■ **REQUIREMENT**
For each record, copy the text exactly and omit any picture it holds.

■ **GIVEN RECORDS**
━━━━
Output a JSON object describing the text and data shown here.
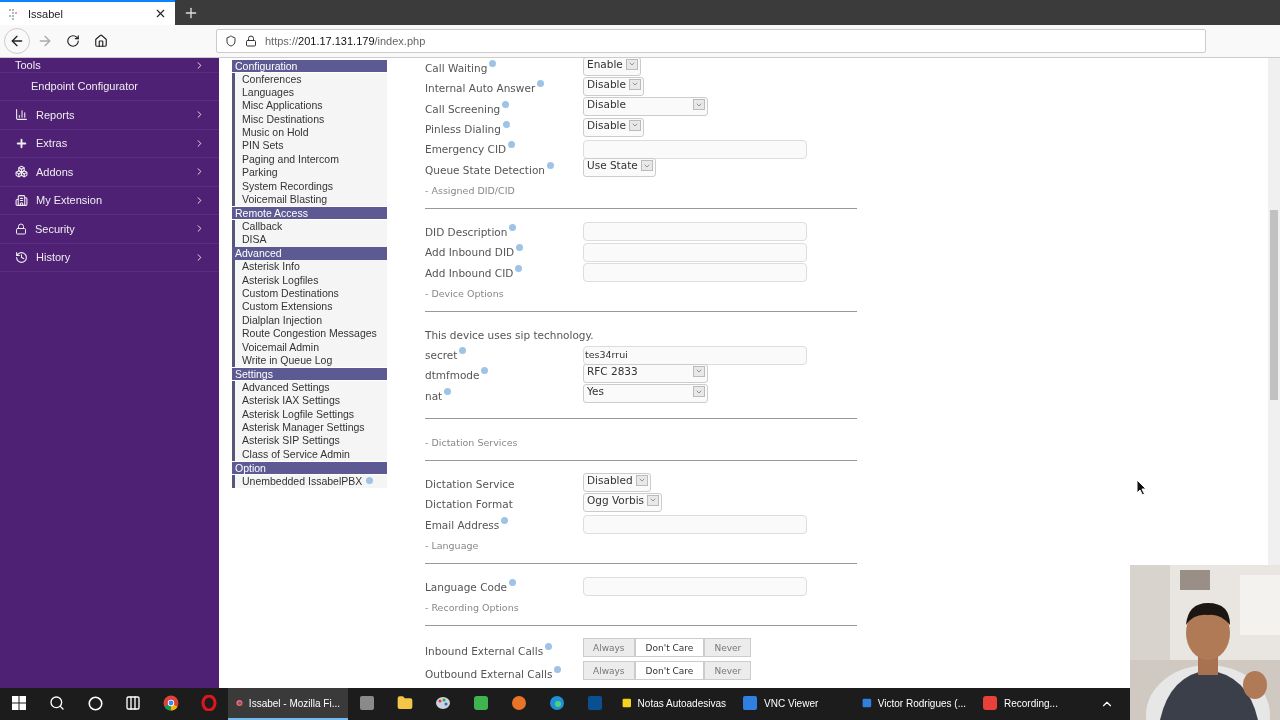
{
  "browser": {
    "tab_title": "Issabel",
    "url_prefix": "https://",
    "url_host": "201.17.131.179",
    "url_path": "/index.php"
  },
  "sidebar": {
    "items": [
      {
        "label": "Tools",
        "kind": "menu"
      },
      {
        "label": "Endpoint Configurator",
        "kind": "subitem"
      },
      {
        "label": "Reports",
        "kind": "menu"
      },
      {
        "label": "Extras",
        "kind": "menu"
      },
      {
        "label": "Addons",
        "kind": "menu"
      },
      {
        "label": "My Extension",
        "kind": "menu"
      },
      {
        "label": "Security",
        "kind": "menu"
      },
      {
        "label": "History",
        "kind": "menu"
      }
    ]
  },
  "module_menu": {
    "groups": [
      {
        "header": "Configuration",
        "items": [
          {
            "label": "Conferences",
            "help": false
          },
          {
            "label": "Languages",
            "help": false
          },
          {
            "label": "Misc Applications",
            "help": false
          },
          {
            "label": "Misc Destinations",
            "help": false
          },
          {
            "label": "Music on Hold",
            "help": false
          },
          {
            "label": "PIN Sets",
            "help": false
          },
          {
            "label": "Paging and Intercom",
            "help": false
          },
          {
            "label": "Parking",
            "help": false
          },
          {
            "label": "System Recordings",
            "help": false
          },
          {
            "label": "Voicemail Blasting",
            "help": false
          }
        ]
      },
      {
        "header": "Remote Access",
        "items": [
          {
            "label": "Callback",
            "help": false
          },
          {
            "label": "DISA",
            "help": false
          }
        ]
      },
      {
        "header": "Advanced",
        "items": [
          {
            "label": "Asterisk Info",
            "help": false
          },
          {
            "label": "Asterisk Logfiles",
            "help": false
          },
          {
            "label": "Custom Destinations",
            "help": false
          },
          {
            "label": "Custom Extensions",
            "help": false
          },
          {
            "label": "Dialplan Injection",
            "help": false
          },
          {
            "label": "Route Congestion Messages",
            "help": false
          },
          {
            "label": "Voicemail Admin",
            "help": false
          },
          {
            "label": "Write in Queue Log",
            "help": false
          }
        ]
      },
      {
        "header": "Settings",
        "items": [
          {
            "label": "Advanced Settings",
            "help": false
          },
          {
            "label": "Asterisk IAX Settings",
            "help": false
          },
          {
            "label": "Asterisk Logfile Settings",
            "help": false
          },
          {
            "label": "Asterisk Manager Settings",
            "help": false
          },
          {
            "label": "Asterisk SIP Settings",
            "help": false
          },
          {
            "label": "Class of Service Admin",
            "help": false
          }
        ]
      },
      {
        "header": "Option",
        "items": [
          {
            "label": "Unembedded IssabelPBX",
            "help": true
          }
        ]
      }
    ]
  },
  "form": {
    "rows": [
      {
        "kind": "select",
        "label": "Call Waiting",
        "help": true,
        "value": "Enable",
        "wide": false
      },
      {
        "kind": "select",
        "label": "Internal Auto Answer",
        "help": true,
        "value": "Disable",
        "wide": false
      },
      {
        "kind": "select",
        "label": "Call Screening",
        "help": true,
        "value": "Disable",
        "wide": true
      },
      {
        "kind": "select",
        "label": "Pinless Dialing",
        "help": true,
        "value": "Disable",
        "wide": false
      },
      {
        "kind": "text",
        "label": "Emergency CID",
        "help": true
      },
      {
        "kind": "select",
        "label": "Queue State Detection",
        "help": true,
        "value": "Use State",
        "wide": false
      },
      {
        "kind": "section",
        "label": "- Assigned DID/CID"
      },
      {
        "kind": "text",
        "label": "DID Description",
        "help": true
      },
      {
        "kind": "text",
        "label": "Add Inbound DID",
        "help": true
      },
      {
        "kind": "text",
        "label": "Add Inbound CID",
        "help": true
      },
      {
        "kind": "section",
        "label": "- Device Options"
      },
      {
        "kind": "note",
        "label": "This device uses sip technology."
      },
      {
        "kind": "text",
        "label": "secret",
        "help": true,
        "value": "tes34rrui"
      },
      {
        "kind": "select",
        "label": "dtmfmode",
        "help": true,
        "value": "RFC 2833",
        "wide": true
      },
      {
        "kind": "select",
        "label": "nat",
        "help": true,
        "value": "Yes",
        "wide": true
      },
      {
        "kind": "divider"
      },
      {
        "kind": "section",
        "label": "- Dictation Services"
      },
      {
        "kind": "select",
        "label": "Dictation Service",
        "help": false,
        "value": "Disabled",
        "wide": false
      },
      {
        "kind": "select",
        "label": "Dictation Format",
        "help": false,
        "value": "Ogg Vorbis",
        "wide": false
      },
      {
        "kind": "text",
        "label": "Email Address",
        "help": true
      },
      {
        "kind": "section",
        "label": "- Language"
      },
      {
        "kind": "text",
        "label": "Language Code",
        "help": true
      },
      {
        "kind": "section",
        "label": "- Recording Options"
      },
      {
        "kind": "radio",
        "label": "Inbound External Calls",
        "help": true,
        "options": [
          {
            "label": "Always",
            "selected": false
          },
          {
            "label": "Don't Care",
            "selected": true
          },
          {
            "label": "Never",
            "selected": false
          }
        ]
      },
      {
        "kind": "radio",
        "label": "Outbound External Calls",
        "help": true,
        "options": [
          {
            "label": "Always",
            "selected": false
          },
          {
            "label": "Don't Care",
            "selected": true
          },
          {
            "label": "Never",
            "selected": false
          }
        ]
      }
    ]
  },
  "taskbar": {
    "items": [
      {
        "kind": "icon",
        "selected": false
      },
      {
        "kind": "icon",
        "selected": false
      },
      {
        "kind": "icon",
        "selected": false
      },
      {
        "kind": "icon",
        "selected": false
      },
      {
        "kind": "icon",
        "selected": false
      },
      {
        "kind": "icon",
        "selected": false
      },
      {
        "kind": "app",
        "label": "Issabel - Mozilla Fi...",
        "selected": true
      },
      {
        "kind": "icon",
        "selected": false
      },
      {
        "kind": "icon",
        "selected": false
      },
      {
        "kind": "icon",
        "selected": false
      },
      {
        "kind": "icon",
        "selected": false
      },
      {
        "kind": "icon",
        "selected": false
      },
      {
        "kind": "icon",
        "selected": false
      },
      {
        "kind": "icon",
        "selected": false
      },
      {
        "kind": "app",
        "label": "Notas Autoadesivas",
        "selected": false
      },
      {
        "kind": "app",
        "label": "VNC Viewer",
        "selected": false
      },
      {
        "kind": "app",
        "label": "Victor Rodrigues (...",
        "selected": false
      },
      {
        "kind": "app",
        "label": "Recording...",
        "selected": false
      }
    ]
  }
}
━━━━
■ **WRITTEN RESPONSE**
Output a JSON object describing the text and data shown here.
{
  "browser": {
    "tab_title": "Issabel",
    "url_prefix": "https://",
    "url_host": "201.17.131.179",
    "url_path": "/index.php"
  },
  "sidebar": {
    "items": [
      {
        "label": "Tools",
        "kind": "menu"
      },
      {
        "label": "Endpoint Configurator",
        "kind": "subitem"
      },
      {
        "label": "Reports",
        "kind": "menu"
      },
      {
        "label": "Extras",
        "kind": "menu"
      },
      {
        "label": "Addons",
        "kind": "menu"
      },
      {
        "label": "My Extension",
        "kind": "menu"
      },
      {
        "label": "Security",
        "kind": "menu"
      },
      {
        "label": "History",
        "kind": "menu"
      }
    ]
  },
  "module_menu": {
    "groups": [
      {
        "header": "Configuration",
        "items": [
          {
            "label": "Conferences",
            "help": false
          },
          {
            "label": "Languages",
            "help": false
          },
          {
            "label": "Misc Applications",
            "help": false
          },
          {
            "label": "Misc Destinations",
            "help": false
          },
          {
            "label": "Music on Hold",
            "help": false
          },
          {
            "label": "PIN Sets",
            "help": false
          },
          {
            "label": "Paging and Intercom",
            "help": false
          },
          {
            "label": "Parking",
            "help": false
          },
          {
            "label": "System Recordings",
            "help": false
          },
          {
            "label": "Voicemail Blasting",
            "help": false
          }
        ]
      },
      {
        "header": "Remote Access",
        "items": [
          {
            "label": "Callback",
            "help": false
          },
          {
            "label": "DISA",
            "help": false
          }
        ]
      },
      {
        "header": "Advanced",
        "items": [
          {
            "label": "Asterisk Info",
            "help": false
          },
          {
            "label": "Asterisk Logfiles",
            "help": false
          },
          {
            "label": "Custom Destinations",
            "help": false
          },
          {
            "label": "Custom Extensions",
            "help": false
          },
          {
            "label": "Dialplan Injection",
            "help": false
          },
          {
            "label": "Route Congestion Messages",
            "help": false
          },
          {
            "label": "Voicemail Admin",
            "help": false
          },
          {
            "label": "Write in Queue Log",
            "help": false
          }
        ]
      },
      {
        "header": "Settings",
        "items": [
          {
            "label": "Advanced Settings",
            "help": false
          },
          {
            "label": "Asterisk IAX Settings",
            "help": false
          },
          {
            "label": "Asterisk Logfile Settings",
            "help": false
          },
          {
            "label": "Asterisk Manager Settings",
            "help": false
          },
          {
            "label": "Asterisk SIP Settings",
            "help": false
          },
          {
            "label": "Class of Service Admin",
            "help": false
          }
        ]
      },
      {
        "header": "Option",
        "items": [
          {
            "label": "Unembedded IssabelPBX",
            "help": true
          }
        ]
      }
    ]
  },
  "form": {
    "rows": [
      {
        "kind": "select",
        "label": "Call Waiting",
        "help": true,
        "value": "Enable",
        "wide": false
      },
      {
        "kind": "select",
        "label": "Internal Auto Answer",
        "help": true,
        "value": "Disable",
        "wide": false
      },
      {
        "kind": "select",
        "label": "Call Screening",
        "help": true,
        "value": "Disable",
        "wide": true
      },
      {
        "kind": "select",
        "label": "Pinless Dialing",
        "help": true,
        "value": "Disable",
        "wide": false
      },
      {
        "kind": "text",
        "label": "Emergency CID",
        "help": true
      },
      {
        "kind": "select",
        "label": "Queue State Detection",
        "help": true,
        "value": "Use State",
        "wide": false
      },
      {
        "kind": "section",
        "label": "- Assigned DID/CID"
      },
      {
        "kind": "text",
        "label": "DID Description",
        "help": true
      },
      {
        "kind": "text",
        "label": "Add Inbound DID",
        "help": true
      },
      {
        "kind": "text",
        "label": "Add Inbound CID",
        "help": true
      },
      {
        "kind": "section",
        "label": "- Device Options"
      },
      {
        "kind": "note",
        "label": "This device uses sip technology."
      },
      {
        "kind": "text",
        "label": "secret",
        "help": true,
        "value": "tes34rrui"
      },
      {
        "kind": "select",
        "label": "dtmfmode",
        "help": true,
        "value": "RFC 2833",
        "wide": true
      },
      {
        "kind": "select",
        "label": "nat",
        "help": true,
        "value": "Yes",
        "wide": true
      },
      {
        "kind": "divider"
      },
      {
        "kind": "section",
        "label": "- Dictation Services"
      },
      {
        "kind": "select",
        "label": "Dictation Service",
        "help": false,
        "value": "Disabled",
        "wide": false
      },
      {
        "kind": "select",
        "label": "Dictation Format",
        "help": false,
        "value": "Ogg Vorbis",
        "wide": false
      },
      {
        "kind": "text",
        "label": "Email Address",
        "help": true
      },
      {
        "kind": "section",
        "label": "- Language"
      },
      {
        "kind": "text",
        "label": "Language Code",
        "help": true
      },
      {
        "kind": "section",
        "label": "- Recording Options"
      },
      {
        "kind": "radio",
        "label": "Inbound External Calls",
        "help": true,
        "options": [
          {
            "label": "Always",
            "selected": false
          },
          {
            "label": "Don't Care",
            "selected": true
          },
          {
            "label": "Never",
            "selected": false
          }
        ]
      },
      {
        "kind": "radio",
        "label": "Outbound External Calls",
        "help": true,
        "options": [
          {
            "label": "Always",
            "selected": false
          },
          {
            "label": "Don't Care",
            "selected": true
          },
          {
            "label": "Never",
            "selected": false
          }
        ]
      }
    ]
  },
  "taskbar": {
    "items": [
      {
        "kind": "icon",
        "selected": false
      },
      {
        "kind": "icon",
        "selected": false
      },
      {
        "kind": "icon",
        "selected": false
      },
      {
        "kind": "icon",
        "selected": false
      },
      {
        "kind": "icon",
        "selected": false
      },
      {
        "kind": "icon",
        "selected": false
      },
      {
        "kind": "app",
        "label": "Issabel - Mozilla Fi...",
        "selected": true
      },
      {
        "kind": "icon",
        "selected": false
      },
      {
        "kind": "icon",
        "selected": false
      },
      {
        "kind": "icon",
        "selected": false
      },
      {
        "kind": "icon",
        "selected": false
      },
      {
        "kind": "icon",
        "selected": false
      },
      {
        "kind": "icon",
        "selected": false
      },
      {
        "kind": "icon",
        "selected": false
      },
      {
        "kind": "app",
        "label": "Notas Autoadesivas",
        "selected": false
      },
      {
        "kind": "app",
        "label": "VNC Viewer",
        "selected": false
      },
      {
        "kind": "app",
        "label": "Victor Rodrigues (...",
        "selected": false
      },
      {
        "kind": "app",
        "label": "Recording...",
        "selected": false
      }
    ]
  }
}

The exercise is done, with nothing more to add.